Drew/Merula wrote for WLFT for three weeks only, after his return.  I daresay he’d decided he’d just taken on too much work; but it was odd that it was WLFT that he decided to give up, rather than CJ that had caused him such trouble.  He signed off from WLFT with a match report on Fulham 0 Derby County 0 (played 4 January 1908) in which he exercised the freedom of the press to the full, describing the match as a “farce” and suggesting that “a certain local magnate” might do Fulham FC a lot of good by standing down to concentrate on “civic and business calls”. 

No such dig at Henry Norris was published by Drew/Merula in CJ that season.  Norris was allowed to use his ‘Board Room Notes’ column to get at the fans, without any restraint (they’d been complaining about team selection) and Drew/Merula was more careful when writing his match reports.  It helped, of course, that Fulham FC had a good second-half of the season, until a poor Easter denied them immediate promotion to Football League Division One.  Drew/Merula confined his negative comments to the wider football scene, particularly the break-away from the Football Association of the public school amateur teams to form their own Amateur FA where they were intending to play only each other.  It seems to have been OK for him to write negatively - even scathingly - of the AFA, because it wasn’t a subject that Henry Norris seems to have had the slightest interest in!


After their great bust-up, both Drew/Merula and Henry Norris seem to have made an effort to acknowledge the other man’s good characteristics.  Drew/Merula signed off his first season as editor of CJ with a column in praise of Norris as rumours went round Fulham that he would be resigning from the club to pursue his political ambitions.  It’s easy to discover the best in someone if you’re about to see the back of him!


The rumours were partly right: Norris gave up the chairmanship of Fulham FC, though he continued his role as the man at the club most likely to object to its press coverage.  William Hall took over as chairman and as writer of CJ’s ‘Board-Room Notes’ column.  In the first issue of season 1908/09, Saturday 22 August 1908, the column said of Drew/Merula’s role as editor, “statements have been made that his notes are inspired by the Board.  Such, however, is not the case”, he was “in no way connected with the management”.  And under William Hall, this was true - Drew/Merula never had any trouble with him!  After the game on 27 March 1908, Fulham 1 Clapton Orient 2, ‘Board-Room Notes’ even joined in Drew/Merula’s criticism of a particularly dire performance - something I don’t think Henry Norris would have done.

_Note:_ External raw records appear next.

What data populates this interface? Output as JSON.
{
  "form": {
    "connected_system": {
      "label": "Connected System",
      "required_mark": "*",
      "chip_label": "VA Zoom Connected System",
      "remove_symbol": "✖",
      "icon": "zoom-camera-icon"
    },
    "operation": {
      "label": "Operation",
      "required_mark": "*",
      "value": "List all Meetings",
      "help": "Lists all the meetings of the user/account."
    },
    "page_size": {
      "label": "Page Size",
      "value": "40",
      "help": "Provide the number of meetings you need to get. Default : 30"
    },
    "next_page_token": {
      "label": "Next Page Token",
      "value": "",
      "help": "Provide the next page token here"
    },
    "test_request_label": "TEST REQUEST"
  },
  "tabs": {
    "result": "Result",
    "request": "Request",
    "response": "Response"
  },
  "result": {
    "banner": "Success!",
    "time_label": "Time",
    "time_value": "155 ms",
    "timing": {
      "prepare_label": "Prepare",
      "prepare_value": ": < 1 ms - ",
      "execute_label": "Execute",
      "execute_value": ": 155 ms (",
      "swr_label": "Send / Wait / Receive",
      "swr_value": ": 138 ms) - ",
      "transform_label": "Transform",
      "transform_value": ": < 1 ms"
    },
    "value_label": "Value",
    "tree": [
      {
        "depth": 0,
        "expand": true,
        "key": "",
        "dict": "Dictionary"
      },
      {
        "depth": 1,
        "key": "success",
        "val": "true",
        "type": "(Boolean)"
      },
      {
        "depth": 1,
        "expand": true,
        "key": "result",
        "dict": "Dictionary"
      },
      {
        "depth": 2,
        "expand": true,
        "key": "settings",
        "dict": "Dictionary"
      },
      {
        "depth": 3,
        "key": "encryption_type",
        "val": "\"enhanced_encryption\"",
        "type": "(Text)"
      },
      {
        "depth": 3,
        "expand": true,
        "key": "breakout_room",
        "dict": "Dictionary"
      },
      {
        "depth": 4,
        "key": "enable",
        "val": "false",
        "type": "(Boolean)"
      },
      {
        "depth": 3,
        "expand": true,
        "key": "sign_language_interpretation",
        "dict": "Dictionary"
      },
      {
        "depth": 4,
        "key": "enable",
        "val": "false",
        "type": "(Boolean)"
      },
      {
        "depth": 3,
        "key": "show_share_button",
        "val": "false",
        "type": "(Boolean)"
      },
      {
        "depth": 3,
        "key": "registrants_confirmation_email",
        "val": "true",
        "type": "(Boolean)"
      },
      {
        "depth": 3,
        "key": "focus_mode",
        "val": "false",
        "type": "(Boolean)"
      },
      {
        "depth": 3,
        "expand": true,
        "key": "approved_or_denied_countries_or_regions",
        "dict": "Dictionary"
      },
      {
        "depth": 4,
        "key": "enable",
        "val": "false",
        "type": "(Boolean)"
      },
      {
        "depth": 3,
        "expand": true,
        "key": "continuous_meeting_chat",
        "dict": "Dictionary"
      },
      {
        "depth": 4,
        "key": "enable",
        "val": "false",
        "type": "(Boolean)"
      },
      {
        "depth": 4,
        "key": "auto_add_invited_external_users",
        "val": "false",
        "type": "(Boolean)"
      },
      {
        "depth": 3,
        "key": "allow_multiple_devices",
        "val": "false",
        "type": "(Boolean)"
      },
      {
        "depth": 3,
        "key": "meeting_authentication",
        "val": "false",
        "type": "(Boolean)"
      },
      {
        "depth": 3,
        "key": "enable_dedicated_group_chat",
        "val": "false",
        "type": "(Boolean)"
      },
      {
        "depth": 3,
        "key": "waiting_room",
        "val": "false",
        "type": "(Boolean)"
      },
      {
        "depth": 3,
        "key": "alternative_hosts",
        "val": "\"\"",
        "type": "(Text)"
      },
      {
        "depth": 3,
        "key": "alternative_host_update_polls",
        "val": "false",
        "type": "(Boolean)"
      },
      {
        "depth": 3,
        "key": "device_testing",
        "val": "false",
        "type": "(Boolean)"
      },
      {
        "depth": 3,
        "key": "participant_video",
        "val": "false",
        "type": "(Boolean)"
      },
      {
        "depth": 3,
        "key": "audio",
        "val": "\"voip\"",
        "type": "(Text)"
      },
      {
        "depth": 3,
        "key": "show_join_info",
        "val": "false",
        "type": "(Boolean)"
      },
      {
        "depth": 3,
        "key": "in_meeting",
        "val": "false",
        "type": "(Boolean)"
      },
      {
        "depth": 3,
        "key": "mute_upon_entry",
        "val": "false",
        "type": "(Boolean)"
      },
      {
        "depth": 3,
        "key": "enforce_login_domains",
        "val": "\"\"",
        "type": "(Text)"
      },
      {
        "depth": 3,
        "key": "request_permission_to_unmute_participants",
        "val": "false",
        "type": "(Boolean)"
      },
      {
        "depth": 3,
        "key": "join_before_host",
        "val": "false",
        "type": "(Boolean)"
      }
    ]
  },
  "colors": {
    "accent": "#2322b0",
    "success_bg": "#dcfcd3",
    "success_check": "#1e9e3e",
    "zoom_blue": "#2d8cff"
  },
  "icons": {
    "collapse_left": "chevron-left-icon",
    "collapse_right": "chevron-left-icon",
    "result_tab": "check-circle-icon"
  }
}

I think that Henry Norris ended Drew/Merula’s first season as CJ’s editor thinking that he’d actually done quite a good job.  Otherwise I don’t think Drew/Merula would have got mixed up in Norris’ attempt to found his own sports newspaper  - Football Chat.  Though it’s just possible that Drew/Merula, like Henry Norris, bought shares in it.






Copyright Sally Davis December 2008